▶ ABOUT THIS EXERCISE
Work out how many lines of the records contain "https". Answer with the number and nothing else.

[Entries from a dataset of interfaces]
*** Begin section ***

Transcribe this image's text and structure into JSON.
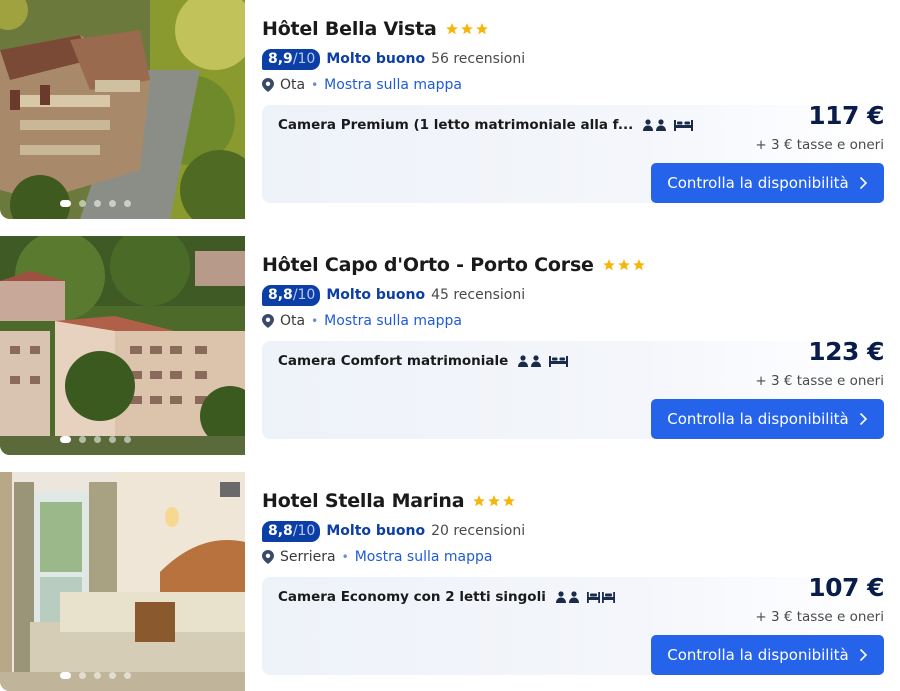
{
  "listings": [
    {
      "name": "Hôtel Bella Vista",
      "stars": 3,
      "score": "8,9",
      "score_max": "/10",
      "rating_word": "Molto buono",
      "reviews": "56 recensioni",
      "city": "Ota",
      "separator": "•",
      "map_link": "Mostra sulla mappa",
      "room": "Camera Premium (1 letto matrimoniale alla f...",
      "guests_icon": "two-persons-icon",
      "bed_icon": "double-bed-icon",
      "price": "117 €",
      "taxes": "+ 3 € tasse e oneri",
      "cta": "Controlla la disponibilità"
    },
    {
      "name": "Hôtel Capo d'Orto - Porto Corse",
      "stars": 3,
      "score": "8,8",
      "score_max": "/10",
      "rating_word": "Molto buono",
      "reviews": "45 recensioni",
      "city": "Ota",
      "separator": "•",
      "map_link": "Mostra sulla mappa",
      "room": "Camera Comfort matrimoniale",
      "guests_icon": "two-persons-icon",
      "bed_icon": "double-bed-icon",
      "price": "123 €",
      "taxes": "+ 3 € tasse e oneri",
      "cta": "Controlla la disponibilità"
    },
    {
      "name": "Hotel Stella Marina",
      "stars": 3,
      "score": "8,8",
      "score_max": "/10",
      "rating_word": "Molto buono",
      "reviews": "20 recensioni",
      "city": "Serriera",
      "separator": "•",
      "map_link": "Mostra sulla mappa",
      "room": "Camera Economy con 2 letti singoli",
      "guests_icon": "two-persons-icon",
      "bed_icon": "two-single-beds-icon",
      "price": "107 €",
      "taxes": "+ 3 € tasse e oneri",
      "cta": "Controlla la disponibilità"
    }
  ],
  "colors": {
    "score_badge": "#0b3fa6",
    "link": "#1f5bd8",
    "cta": "#2563eb",
    "star": "#f5b50a",
    "price": "#0a1d4a"
  }
}
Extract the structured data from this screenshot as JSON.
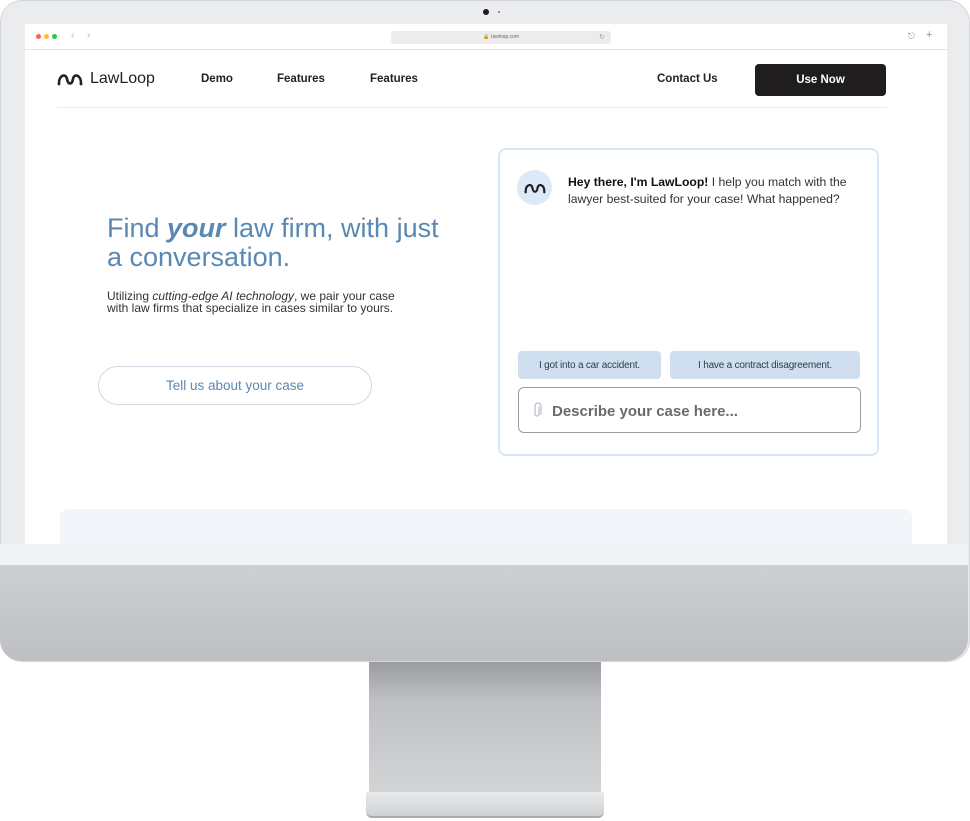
{
  "browser": {
    "url": "lawloop.com",
    "icons": [
      "lock-icon",
      "reload-icon",
      "share-icon",
      "new-tab-icon",
      "back-icon",
      "forward-icon"
    ]
  },
  "header": {
    "brand": "LawLoop",
    "nav": [
      "Demo",
      "Features",
      "Features"
    ],
    "contact": "Contact Us",
    "cta": "Use Now"
  },
  "hero": {
    "title_pre": "Find ",
    "title_em": "your",
    "title_post": " law firm, with just a conversation.",
    "sub_pre": "Utilizing ",
    "sub_em": "cutting-edge AI technology",
    "sub_post": ", we pair your case with law firms that specialize in cases similar to yours.",
    "button": "Tell us about your case"
  },
  "chat": {
    "greeting_bold": "Hey there, I'm LawLoop!",
    "greeting_rest": " I help you match with the lawyer best-suited for your case! What happened?",
    "suggestions": [
      "I got into a car accident.",
      "I have a contract disagreement."
    ],
    "input_placeholder": "Describe your case here..."
  },
  "colors": {
    "accent": "#5b88b3",
    "chip_bg": "#cfdfef",
    "cta_bg": "#1f1d1d",
    "panel_border": "#d9e6f3"
  }
}
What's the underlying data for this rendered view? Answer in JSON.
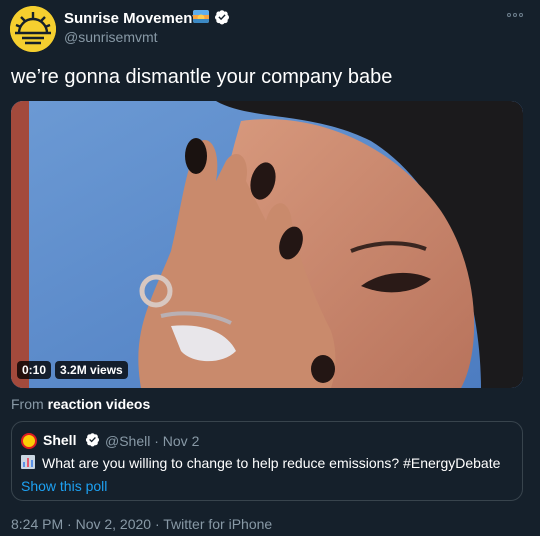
{
  "author": {
    "name": "Sunrise Movement",
    "handle": "@sunrisemvmt"
  },
  "tweet": {
    "text": "we’re gonna dismantle your company babe"
  },
  "video": {
    "duration": "0:10",
    "views": "3.2M views"
  },
  "source": {
    "prefix": "From",
    "name": "reaction videos"
  },
  "quote": {
    "name": "Shell",
    "meta": "@Shell · Nov 2",
    "text": "What are you willing to change to help reduce emissions? #EnergyDebate",
    "poll_link": "Show this poll"
  },
  "footer": {
    "timestamp": "8:24 PM · Nov 2, 2020 · Twitter for iPhone"
  },
  "colors": {
    "background": "#15202b",
    "secondary_text": "#8899a6",
    "link": "#1da1f2",
    "verified": "#ffffff",
    "border": "#38444d"
  },
  "icons": [
    "sunrise-logo-icon",
    "sunset-emoji-icon",
    "verified-icon",
    "more-icon",
    "shell-logo-icon",
    "bar-chart-icon"
  ]
}
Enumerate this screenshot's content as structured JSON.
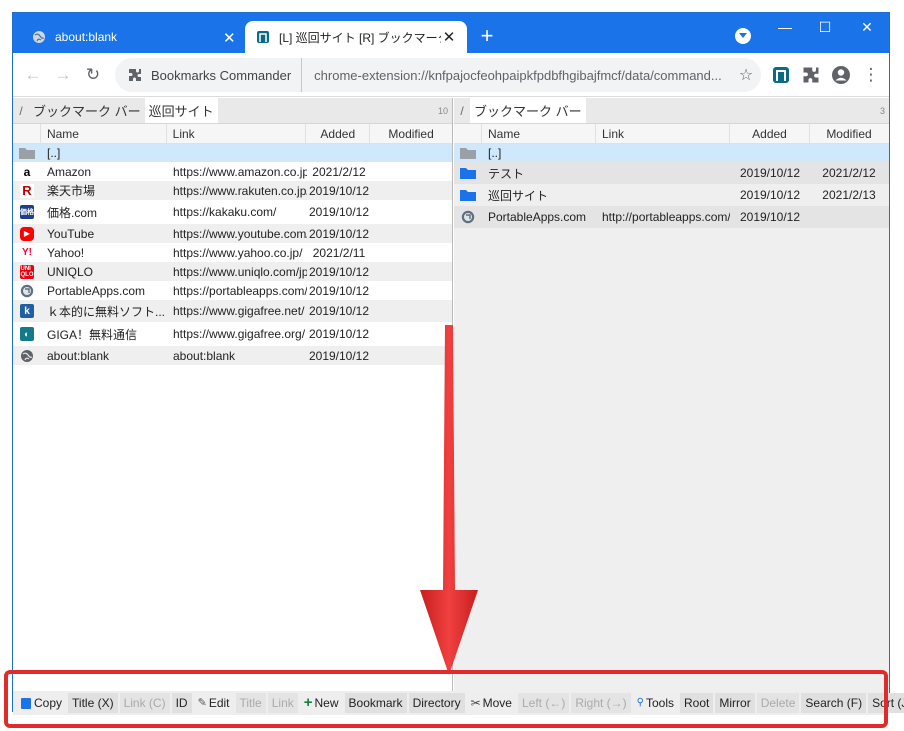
{
  "browser": {
    "tabs": [
      {
        "title": "about:blank",
        "active": false
      },
      {
        "title": "[L] 巡回サイト [R] ブックマーク バー",
        "active": true
      }
    ],
    "new_tab_label": "+",
    "window_controls": {
      "minimize": "—",
      "maximize": "☐",
      "close": "✕"
    },
    "omnibox": {
      "chip_label": "Bookmarks Commander",
      "url": "chrome-extension://knfpajocfeohpaipkfpdbfhgibajfmcf/data/command..."
    },
    "accent_color": "#1a73e8"
  },
  "left_pane": {
    "crumb_slash": "/",
    "crumbs": [
      "ブックマーク バー",
      "巡回サイト"
    ],
    "count": "10",
    "columns": {
      "name": "Name",
      "link": "Link",
      "added": "Added",
      "modified": "Modified"
    },
    "rows": [
      {
        "icon": "folder-icon",
        "name": "[..]",
        "link": "",
        "added": "",
        "modified": ""
      },
      {
        "icon": "amazon-icon",
        "name": "Amazon",
        "link": "https://www.amazon.co.jp/",
        "added": "2021/2/12",
        "modified": ""
      },
      {
        "icon": "rakuten-icon",
        "name": "楽天市場",
        "link": "https://www.rakuten.co.jp/",
        "added": "2019/10/12",
        "modified": ""
      },
      {
        "icon": "kakaku-icon",
        "name": "価格.com",
        "link": "https://kakaku.com/",
        "added": "2019/10/12",
        "modified": ""
      },
      {
        "icon": "youtube-icon",
        "name": "YouTube",
        "link": "https://www.youtube.com/",
        "added": "2019/10/12",
        "modified": ""
      },
      {
        "icon": "yahoo-icon",
        "name": "Yahoo!",
        "link": "https://www.yahoo.co.jp/",
        "added": "2021/2/11",
        "modified": ""
      },
      {
        "icon": "uniqlo-icon",
        "name": "UNIQLO",
        "link": "https://www.uniqlo.com/jp/",
        "added": "2019/10/12",
        "modified": ""
      },
      {
        "icon": "portableapps-icon",
        "name": "PortableApps.com",
        "link": "https://portableapps.com/",
        "added": "2019/10/12",
        "modified": ""
      },
      {
        "icon": "gigafree-icon",
        "name": "ｋ本的に無料ソフト...",
        "link": "https://www.gigafree.net/",
        "added": "2019/10/12",
        "modified": ""
      },
      {
        "icon": "gigafree-org-icon",
        "name": "GIGA！無料通信",
        "link": "https://www.gigafree.org/",
        "added": "2019/10/12",
        "modified": ""
      },
      {
        "icon": "globe-icon",
        "name": "about:blank",
        "link": "about:blank",
        "added": "2019/10/12",
        "modified": ""
      }
    ]
  },
  "right_pane": {
    "crumb_slash": "/",
    "crumbs": [
      "ブックマーク バー"
    ],
    "count": "3",
    "columns": {
      "name": "Name",
      "link": "Link",
      "added": "Added",
      "modified": "Modified"
    },
    "rows": [
      {
        "icon": "folder-icon",
        "name": "[..]",
        "link": "",
        "added": "",
        "modified": ""
      },
      {
        "icon": "folder-icon",
        "name": "テスト",
        "link": "",
        "added": "2019/10/12",
        "modified": "2021/2/12"
      },
      {
        "icon": "folder-icon",
        "name": "巡回サイト",
        "link": "",
        "added": "2019/10/12",
        "modified": "2021/2/13"
      },
      {
        "icon": "portableapps-icon",
        "name": "PortableApps.com",
        "link": "http://portableapps.com/",
        "added": "2019/10/12",
        "modified": ""
      }
    ]
  },
  "commands": [
    {
      "label": "Copy",
      "icon": "copy-icon",
      "kind": "label"
    },
    {
      "label": "Title (X)",
      "kind": "btn",
      "underline": "X"
    },
    {
      "label": "Link (C)",
      "kind": "dis"
    },
    {
      "label": "ID",
      "kind": "btn"
    },
    {
      "label": "Edit",
      "icon": "pencil-icon",
      "kind": "label"
    },
    {
      "label": "Title",
      "kind": "dis"
    },
    {
      "label": "Link",
      "kind": "dis"
    },
    {
      "label": "New",
      "icon": "plus-icon",
      "kind": "label"
    },
    {
      "label": "Bookmark",
      "kind": "btn"
    },
    {
      "label": "Directory",
      "kind": "btn"
    },
    {
      "label": "Move",
      "icon": "scissors-icon",
      "kind": "label"
    },
    {
      "label": "Left (←)",
      "kind": "dis"
    },
    {
      "label": "Right (→)",
      "kind": "dis"
    },
    {
      "label": "Tools",
      "icon": "tools-icon",
      "kind": "label"
    },
    {
      "label": "Root",
      "kind": "btn"
    },
    {
      "label": "Mirror",
      "kind": "btn"
    },
    {
      "label": "Delete",
      "kind": "dis"
    },
    {
      "label": "Search (F)",
      "kind": "btn"
    },
    {
      "label": "Sort (J)",
      "kind": "btn"
    }
  ],
  "highlight_color": "#e02b2b"
}
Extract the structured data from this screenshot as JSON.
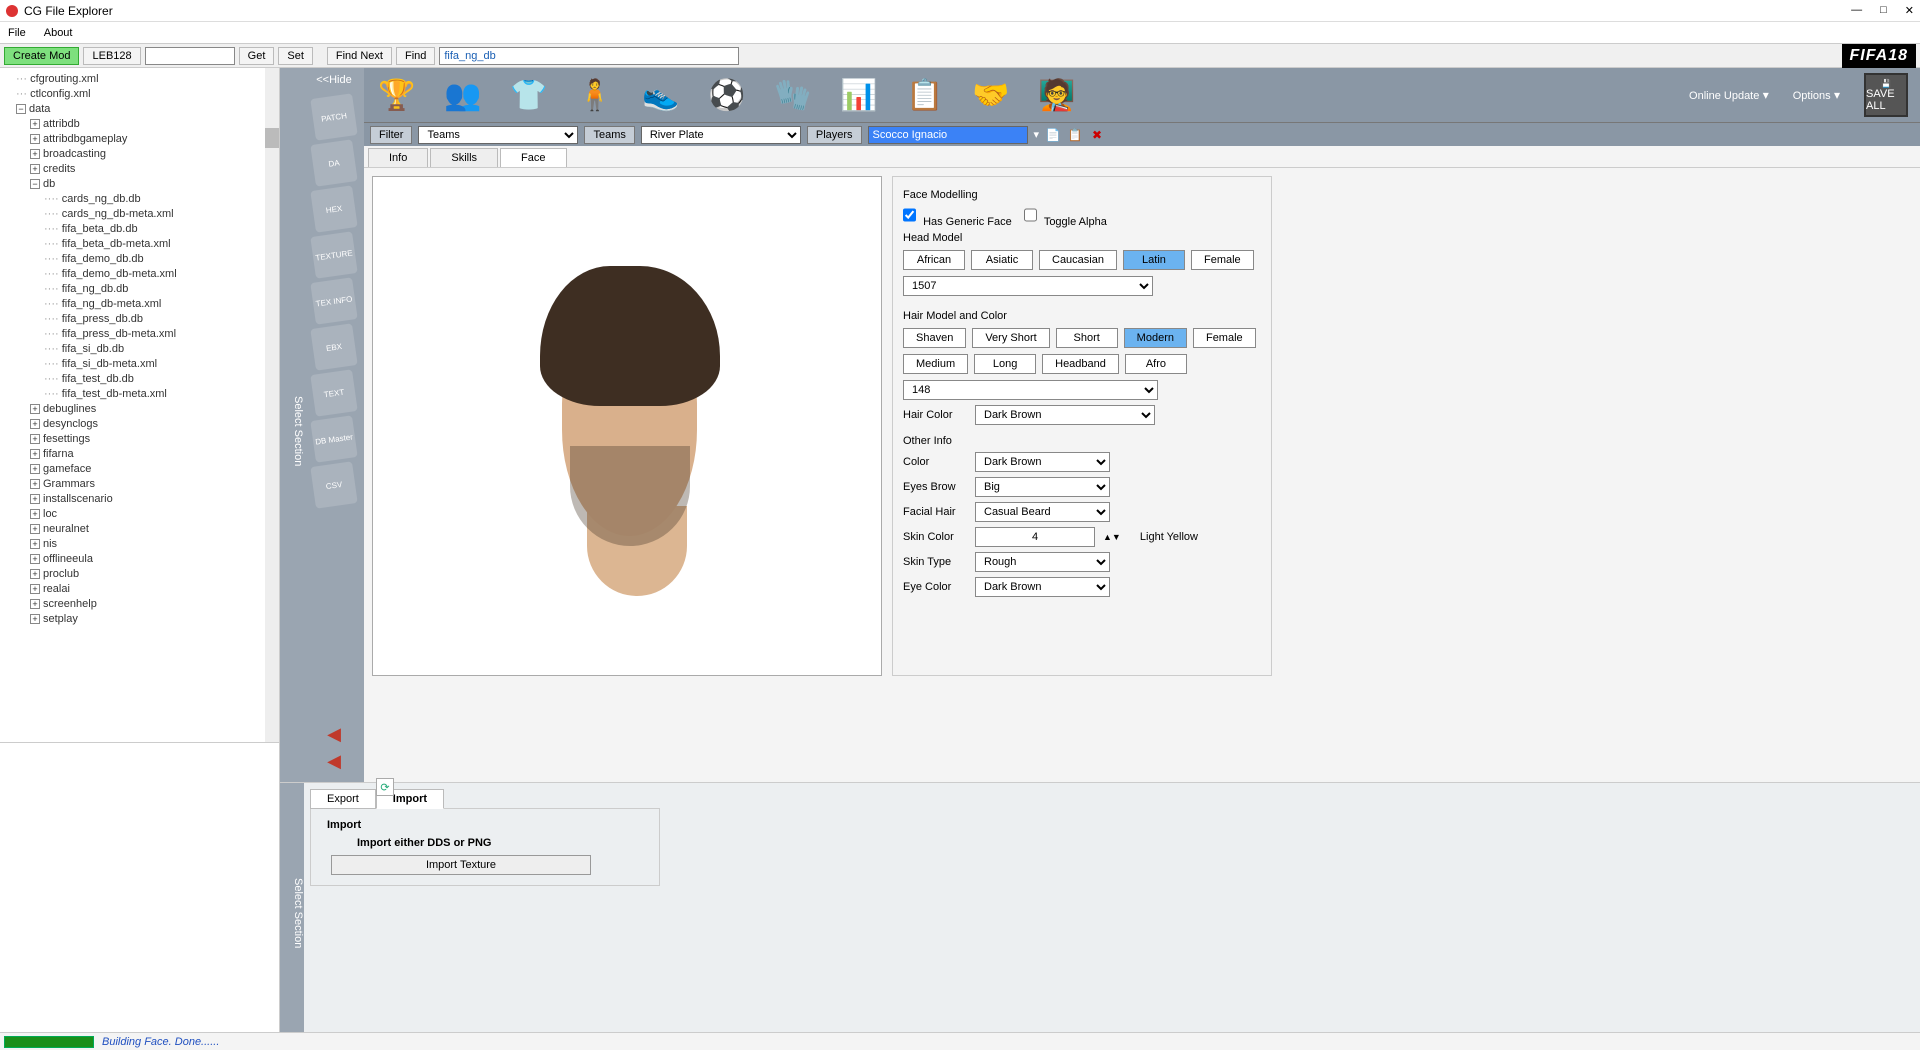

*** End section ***

▶ ANSWER TO THIS EXERCISE
9